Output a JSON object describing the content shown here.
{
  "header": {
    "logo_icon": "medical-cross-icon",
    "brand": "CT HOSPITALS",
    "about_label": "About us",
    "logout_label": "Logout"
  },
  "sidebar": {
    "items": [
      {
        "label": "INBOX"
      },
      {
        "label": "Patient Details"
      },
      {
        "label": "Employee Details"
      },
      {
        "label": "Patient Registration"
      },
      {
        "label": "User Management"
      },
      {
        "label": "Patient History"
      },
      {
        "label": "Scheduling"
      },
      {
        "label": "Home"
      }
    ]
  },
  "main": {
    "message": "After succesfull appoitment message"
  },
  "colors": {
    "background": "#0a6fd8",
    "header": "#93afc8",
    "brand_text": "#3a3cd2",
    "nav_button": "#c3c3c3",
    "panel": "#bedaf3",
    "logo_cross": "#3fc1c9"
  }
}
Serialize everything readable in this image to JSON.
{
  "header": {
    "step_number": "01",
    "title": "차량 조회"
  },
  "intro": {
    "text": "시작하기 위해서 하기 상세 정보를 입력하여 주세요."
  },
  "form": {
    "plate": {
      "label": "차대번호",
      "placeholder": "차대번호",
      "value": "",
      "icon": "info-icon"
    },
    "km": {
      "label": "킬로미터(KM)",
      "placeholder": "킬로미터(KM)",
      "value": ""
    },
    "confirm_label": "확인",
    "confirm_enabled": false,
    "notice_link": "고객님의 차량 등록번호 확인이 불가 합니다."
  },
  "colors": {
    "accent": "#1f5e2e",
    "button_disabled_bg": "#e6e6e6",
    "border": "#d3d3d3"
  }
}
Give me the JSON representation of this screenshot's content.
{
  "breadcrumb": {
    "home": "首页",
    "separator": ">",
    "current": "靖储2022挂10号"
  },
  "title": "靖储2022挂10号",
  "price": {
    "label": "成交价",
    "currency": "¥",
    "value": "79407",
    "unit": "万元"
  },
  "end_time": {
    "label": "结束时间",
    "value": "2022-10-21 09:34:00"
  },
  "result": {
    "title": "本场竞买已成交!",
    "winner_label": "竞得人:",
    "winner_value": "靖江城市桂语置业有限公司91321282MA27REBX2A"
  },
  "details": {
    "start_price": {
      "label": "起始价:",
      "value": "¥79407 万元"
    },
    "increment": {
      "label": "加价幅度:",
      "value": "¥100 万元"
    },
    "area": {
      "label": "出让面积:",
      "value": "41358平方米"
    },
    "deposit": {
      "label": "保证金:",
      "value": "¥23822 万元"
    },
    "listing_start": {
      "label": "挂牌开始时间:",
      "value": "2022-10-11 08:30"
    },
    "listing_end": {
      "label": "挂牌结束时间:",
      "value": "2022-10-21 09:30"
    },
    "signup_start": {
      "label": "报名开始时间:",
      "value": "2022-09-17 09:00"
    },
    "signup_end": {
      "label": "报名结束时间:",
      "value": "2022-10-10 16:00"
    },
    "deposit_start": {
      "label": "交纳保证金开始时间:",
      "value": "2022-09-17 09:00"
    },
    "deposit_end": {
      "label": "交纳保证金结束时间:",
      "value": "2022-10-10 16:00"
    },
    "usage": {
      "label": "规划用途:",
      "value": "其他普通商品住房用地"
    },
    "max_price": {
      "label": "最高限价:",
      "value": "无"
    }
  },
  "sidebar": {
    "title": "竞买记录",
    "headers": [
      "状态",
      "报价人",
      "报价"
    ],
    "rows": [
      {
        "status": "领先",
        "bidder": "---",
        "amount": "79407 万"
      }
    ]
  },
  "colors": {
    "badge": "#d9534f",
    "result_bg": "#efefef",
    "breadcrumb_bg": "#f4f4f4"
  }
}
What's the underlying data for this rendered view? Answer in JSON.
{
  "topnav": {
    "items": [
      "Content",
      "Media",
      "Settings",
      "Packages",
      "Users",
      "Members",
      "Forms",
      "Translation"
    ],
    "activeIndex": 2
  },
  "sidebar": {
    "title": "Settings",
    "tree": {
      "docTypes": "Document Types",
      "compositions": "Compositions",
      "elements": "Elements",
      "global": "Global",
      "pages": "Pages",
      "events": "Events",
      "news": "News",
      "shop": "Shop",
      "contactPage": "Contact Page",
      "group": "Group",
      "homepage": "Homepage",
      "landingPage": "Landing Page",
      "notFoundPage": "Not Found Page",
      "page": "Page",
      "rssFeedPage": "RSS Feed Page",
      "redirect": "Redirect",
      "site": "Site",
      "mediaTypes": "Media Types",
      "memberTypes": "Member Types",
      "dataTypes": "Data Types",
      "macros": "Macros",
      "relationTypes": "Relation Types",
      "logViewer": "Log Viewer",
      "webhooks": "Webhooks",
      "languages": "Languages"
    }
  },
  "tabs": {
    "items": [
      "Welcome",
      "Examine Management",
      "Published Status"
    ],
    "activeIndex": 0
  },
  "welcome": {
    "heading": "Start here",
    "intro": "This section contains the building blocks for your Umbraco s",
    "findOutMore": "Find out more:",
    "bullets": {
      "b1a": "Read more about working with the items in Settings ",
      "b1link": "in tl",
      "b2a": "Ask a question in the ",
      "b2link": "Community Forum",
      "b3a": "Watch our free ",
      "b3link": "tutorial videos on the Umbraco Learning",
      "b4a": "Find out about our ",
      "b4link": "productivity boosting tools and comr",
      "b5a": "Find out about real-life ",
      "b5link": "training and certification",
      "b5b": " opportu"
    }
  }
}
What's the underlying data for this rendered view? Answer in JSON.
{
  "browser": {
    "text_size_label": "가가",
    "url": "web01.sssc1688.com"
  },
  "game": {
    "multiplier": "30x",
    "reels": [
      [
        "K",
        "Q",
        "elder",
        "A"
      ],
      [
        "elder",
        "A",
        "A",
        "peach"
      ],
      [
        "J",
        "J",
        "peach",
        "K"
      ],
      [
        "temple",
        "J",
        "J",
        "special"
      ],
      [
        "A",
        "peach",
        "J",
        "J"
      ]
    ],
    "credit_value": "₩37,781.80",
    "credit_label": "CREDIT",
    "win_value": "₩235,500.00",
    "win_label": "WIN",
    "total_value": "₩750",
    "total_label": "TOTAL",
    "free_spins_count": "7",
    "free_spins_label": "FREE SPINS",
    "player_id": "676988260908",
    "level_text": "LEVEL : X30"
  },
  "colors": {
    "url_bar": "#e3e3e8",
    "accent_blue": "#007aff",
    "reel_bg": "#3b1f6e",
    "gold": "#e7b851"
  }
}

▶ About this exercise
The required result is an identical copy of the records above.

▶ Exercise response
Output a JSON object describing the content shown here.
{
  "header": {
    "logo_icon": "medical-cross-icon",
    "brand": "CT HOSPITALS",
    "about_label": "About us",
    "logout_label": "Logout"
  },
  "sidebar": {
    "items": [
      {
        "label": "INBOX"
      },
      {
        "label": "Patient Details"
      },
      {
        "label": "Employee Details"
      },
      {
        "label": "Patient Registration"
      },
      {
        "label": "User Management"
      },
      {
        "label": "Patient History"
      },
      {
        "label": "Scheduling"
      },
      {
        "label": "Home"
      }
    ]
  },
  "main": {
    "message": "After succesfull appoitment message"
  },
  "colors": {
    "background": "#0a6fd8",
    "header": "#93afc8",
    "brand_text": "#3a3cd2",
    "nav_button": "#c3c3c3",
    "panel": "#bedaf3",
    "logo_cross": "#3fc1c9"
  }
}
Serialize everything readable in this image to JSON.
{
  "header": {
    "step_number": "01",
    "title": "차량 조회"
  },
  "intro": {
    "text": "시작하기 위해서 하기 상세 정보를 입력하여 주세요."
  },
  "form": {
    "plate": {
      "label": "차대번호",
      "placeholder": "차대번호",
      "value": "",
      "icon": "info-icon"
    },
    "km": {
      "label": "킬로미터(KM)",
      "placeholder": "킬로미터(KM)",
      "value": ""
    },
    "confirm_label": "확인",
    "confirm_enabled": false,
    "notice_link": "고객님의 차량 등록번호 확인이 불가 합니다."
  },
  "colors": {
    "accent": "#1f5e2e",
    "button_disabled_bg": "#e6e6e6",
    "border": "#d3d3d3"
  }
}
Give me the JSON representation of this screenshot's content.
{
  "breadcrumb": {
    "home": "首页",
    "separator": ">",
    "current": "靖储2022挂10号"
  },
  "title": "靖储2022挂10号",
  "price": {
    "label": "成交价",
    "currency": "¥",
    "value": "79407",
    "unit": "万元"
  },
  "end_time": {
    "label": "结束时间",
    "value": "2022-10-21 09:34:00"
  },
  "result": {
    "title": "本场竞买已成交!",
    "winner_label": "竞得人:",
    "winner_value": "靖江城市桂语置业有限公司91321282MA27REBX2A"
  },
  "details": {
    "start_price": {
      "label": "起始价:",
      "value": "¥79407 万元"
    },
    "increment": {
      "label": "加价幅度:",
      "value": "¥100 万元"
    },
    "area": {
      "label": "出让面积:",
      "value": "41358平方米"
    },
    "deposit": {
      "label": "保证金:",
      "value": "¥23822 万元"
    },
    "listing_start": {
      "label": "挂牌开始时间:",
      "value": "2022-10-11 08:30"
    },
    "listing_end": {
      "label": "挂牌结束时间:",
      "value": "2022-10-21 09:30"
    },
    "signup_start": {
      "label": "报名开始时间:",
      "value": "2022-09-17 09:00"
    },
    "signup_end": {
      "label": "报名结束时间:",
      "value": "2022-10-10 16:00"
    },
    "deposit_start": {
      "label": "交纳保证金开始时间:",
      "value": "2022-09-17 09:00"
    },
    "deposit_end": {
      "label": "交纳保证金结束时间:",
      "value": "2022-10-10 16:00"
    },
    "usage": {
      "label": "规划用途:",
      "value": "其他普通商品住房用地"
    },
    "max_price": {
      "label": "最高限价:",
      "value": "无"
    }
  },
  "sidebar": {
    "title": "竞买记录",
    "headers": [
      "状态",
      "报价人",
      "报价"
    ],
    "rows": [
      {
        "status": "领先",
        "bidder": "---",
        "amount": "79407 万"
      }
    ]
  },
  "colors": {
    "badge": "#d9534f",
    "result_bg": "#efefef",
    "breadcrumb_bg": "#f4f4f4"
  }
}
What's the underlying data for this rendered view? Answer in JSON.
{
  "topnav": {
    "items": [
      "Content",
      "Media",
      "Settings",
      "Packages",
      "Users",
      "Members",
      "Forms",
      "Translation"
    ],
    "activeIndex": 2
  },
  "sidebar": {
    "title": "Settings",
    "tree": {
      "docTypes": "Document Types",
      "compositions": "Compositions",
      "elements": "Elements",
      "global": "Global",
      "pages": "Pages",
      "events": "Events",
      "news": "News",
      "shop": "Shop",
      "contactPage": "Contact Page",
      "group": "Group",
      "homepage": "Homepage",
      "landingPage": "Landing Page",
      "notFoundPage": "Not Found Page",
      "page": "Page",
      "rssFeedPage": "RSS Feed Page",
      "redirect": "Redirect",
      "site": "Site",
      "mediaTypes": "Media Types",
      "memberTypes": "Member Types",
      "dataTypes": "Data Types",
      "macros": "Macros",
      "relationTypes": "Relation Types",
      "logViewer": "Log Viewer",
      "webhooks": "Webhooks",
      "languages": "Languages"
    }
  },
  "tabs": {
    "items": [
      "Welcome",
      "Examine Management",
      "Published Status"
    ],
    "activeIndex": 0
  },
  "welcome": {
    "heading": "Start here",
    "intro": "This section contains the building blocks for your Umbraco s",
    "findOutMore": "Find out more:",
    "bullets": {
      "b1a": "Read more about working with the items in Settings ",
      "b1link": "in tl",
      "b2a": "Ask a question in the ",
      "b2link": "Community Forum",
      "b3a": "Watch our free ",
      "b3link": "tutorial videos on the Umbraco Learning",
      "b4a": "Find out about our ",
      "b4link": "productivity boosting tools and comr",
      "b5a": "Find out about real-life ",
      "b5link": "training and certification",
      "b5b": " opportu"
    }
  }
}
What's the underlying data for this rendered view? Answer in JSON.
{
  "browser": {
    "text_size_label": "가가",
    "url": "web01.sssc1688.com"
  },
  "game": {
    "multiplier": "30x",
    "reels": [
      [
        "K",
        "Q",
        "elder",
        "A"
      ],
      [
        "elder",
        "A",
        "A",
        "peach"
      ],
      [
        "J",
        "J",
        "peach",
        "K"
      ],
      [
        "temple",
        "J",
        "J",
        "special"
      ],
      [
        "A",
        "peach",
        "J",
        "J"
      ]
    ],
    "credit_value": "₩37,781.80",
    "credit_label": "CREDIT",
    "win_value": "₩235,500.00",
    "win_label": "WIN",
    "total_value": "₩750",
    "total_label": "TOTAL",
    "free_spins_count": "7",
    "free_spins_label": "FREE SPINS",
    "player_id": "676988260908",
    "level_text": "LEVEL : X30"
  },
  "colors": {
    "url_bar": "#e3e3e8",
    "accent_blue": "#007aff",
    "reel_bg": "#3b1f6e",
    "gold": "#e7b851"
  }
}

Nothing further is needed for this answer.